When the Israelites were in the wilderness, gathering manna morning after morning (except on the Sabbath), they forgot that the manna was a gift. They forgot that it was the very thing that kept them alive. They forgot that the manna was teaching them some incredibly important principles:

  1. To trust God in the moment. He was already providing direction with the pillar of cloud/fire. Now He was taking it to an even deeper level and reminding them that even their daily food was a gift from His hand. Without Him, they would not survive, but He had promised to provide for them—and that promise applied to even the food they ate.
  2. To believe that God will continue to provide. The Israelites tried to do what we ALL do when we’re given a gift: they tried to hold onto it, to hoard it. They thought of it as THEIRS. But hoarding the manna didn’t work. The extra had worms the very next morning. It stunk!
  3. To be grateful, to remember it’s a gift and not take it for granted—or worse, to complain about it. God told Moses to preserve some manna in a jar. “’Let … it be kept throughout your generations, so that they may see the bread with which I fed you in the wilderness, when I brought you out of the land of Egypt.’” Ex. 16:32.
  4.  To be creative with what God gave them. He told them they could bake or boil, even shape it into cakes. Maybe some of the Israelite men even figured out how to grill it! God knows our tastebuds. (In Deuteronomy 14:26 God talks about celebrating the tithe to the Lord. He tells the people to enjoy “whatever [their] appetite craves.”) The manna was good to the taste already, but God gave them freedom to create other flavors with it.

That certainly isn’t an exhaustive list, but I can learn a lot from just these four things. After gathering manna for years upon years, the Israelites got pretty used to it. They thought of it simply as a job they had to do every day. It gave them food. It had to be done, blah, blah, blah.

Sometimes I have the same attitude toward my roles—my gifts. Being a wife, mother, writer, tutor, friend, neighbor… These are GIFTS to me, and with each gift come lessons that are meant to make me more and more like Christ.

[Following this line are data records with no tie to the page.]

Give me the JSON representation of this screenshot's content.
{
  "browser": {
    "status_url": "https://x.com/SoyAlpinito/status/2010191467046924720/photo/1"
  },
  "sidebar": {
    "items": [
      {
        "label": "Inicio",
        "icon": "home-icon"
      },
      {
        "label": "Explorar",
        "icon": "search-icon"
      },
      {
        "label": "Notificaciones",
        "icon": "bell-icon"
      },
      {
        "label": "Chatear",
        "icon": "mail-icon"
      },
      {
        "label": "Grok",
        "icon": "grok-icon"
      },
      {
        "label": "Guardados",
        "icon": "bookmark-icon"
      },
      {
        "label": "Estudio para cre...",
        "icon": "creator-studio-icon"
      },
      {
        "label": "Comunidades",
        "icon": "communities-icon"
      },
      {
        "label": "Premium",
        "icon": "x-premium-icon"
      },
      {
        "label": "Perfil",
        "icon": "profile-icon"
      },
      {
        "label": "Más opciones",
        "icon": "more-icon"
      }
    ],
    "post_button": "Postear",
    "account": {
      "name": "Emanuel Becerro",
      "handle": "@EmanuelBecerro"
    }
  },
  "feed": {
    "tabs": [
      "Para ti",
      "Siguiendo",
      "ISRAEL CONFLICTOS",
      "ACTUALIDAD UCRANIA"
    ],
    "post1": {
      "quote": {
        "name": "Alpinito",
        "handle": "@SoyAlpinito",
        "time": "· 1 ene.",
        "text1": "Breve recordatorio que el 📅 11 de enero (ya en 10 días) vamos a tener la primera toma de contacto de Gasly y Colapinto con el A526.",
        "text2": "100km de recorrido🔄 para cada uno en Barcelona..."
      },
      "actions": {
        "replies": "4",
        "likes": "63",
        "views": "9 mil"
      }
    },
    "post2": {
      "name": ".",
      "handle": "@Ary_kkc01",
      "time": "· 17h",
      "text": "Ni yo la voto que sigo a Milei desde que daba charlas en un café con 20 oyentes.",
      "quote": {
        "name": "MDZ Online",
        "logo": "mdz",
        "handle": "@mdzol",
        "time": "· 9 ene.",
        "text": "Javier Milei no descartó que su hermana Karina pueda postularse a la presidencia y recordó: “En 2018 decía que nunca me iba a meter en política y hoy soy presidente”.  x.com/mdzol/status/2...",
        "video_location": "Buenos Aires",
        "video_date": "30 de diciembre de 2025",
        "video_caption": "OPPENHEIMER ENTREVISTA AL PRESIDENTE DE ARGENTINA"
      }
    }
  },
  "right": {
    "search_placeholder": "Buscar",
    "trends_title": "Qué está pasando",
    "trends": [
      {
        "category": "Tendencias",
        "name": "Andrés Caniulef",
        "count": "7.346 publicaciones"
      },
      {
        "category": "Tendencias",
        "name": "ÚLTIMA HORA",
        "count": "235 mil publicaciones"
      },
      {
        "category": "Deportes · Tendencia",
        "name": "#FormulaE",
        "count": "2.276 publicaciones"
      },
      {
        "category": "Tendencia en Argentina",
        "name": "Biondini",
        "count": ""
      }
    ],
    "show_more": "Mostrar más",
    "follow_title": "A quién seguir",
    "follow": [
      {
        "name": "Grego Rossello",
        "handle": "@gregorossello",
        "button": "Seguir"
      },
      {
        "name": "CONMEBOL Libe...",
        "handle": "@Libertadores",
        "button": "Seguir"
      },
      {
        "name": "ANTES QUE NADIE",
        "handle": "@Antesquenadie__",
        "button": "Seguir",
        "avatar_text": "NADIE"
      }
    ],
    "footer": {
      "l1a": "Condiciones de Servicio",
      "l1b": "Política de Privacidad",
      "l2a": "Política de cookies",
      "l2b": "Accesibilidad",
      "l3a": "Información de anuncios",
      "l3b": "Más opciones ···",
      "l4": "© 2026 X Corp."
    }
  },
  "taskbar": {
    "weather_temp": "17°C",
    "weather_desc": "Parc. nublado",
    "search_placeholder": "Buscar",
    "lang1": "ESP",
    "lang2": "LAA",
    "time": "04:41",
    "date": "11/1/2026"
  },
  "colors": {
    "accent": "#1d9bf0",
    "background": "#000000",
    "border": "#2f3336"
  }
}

Lord, help me to trust You in each moment for all my roles. Help me to trust that You will never leave me on my own to accomplish the work that You’ve called me to do. Help me to be grateful for it, and help me, please, to be creative in it, to take great JOY in it. And, finally, Lord, may I be shaped through it to look more like You.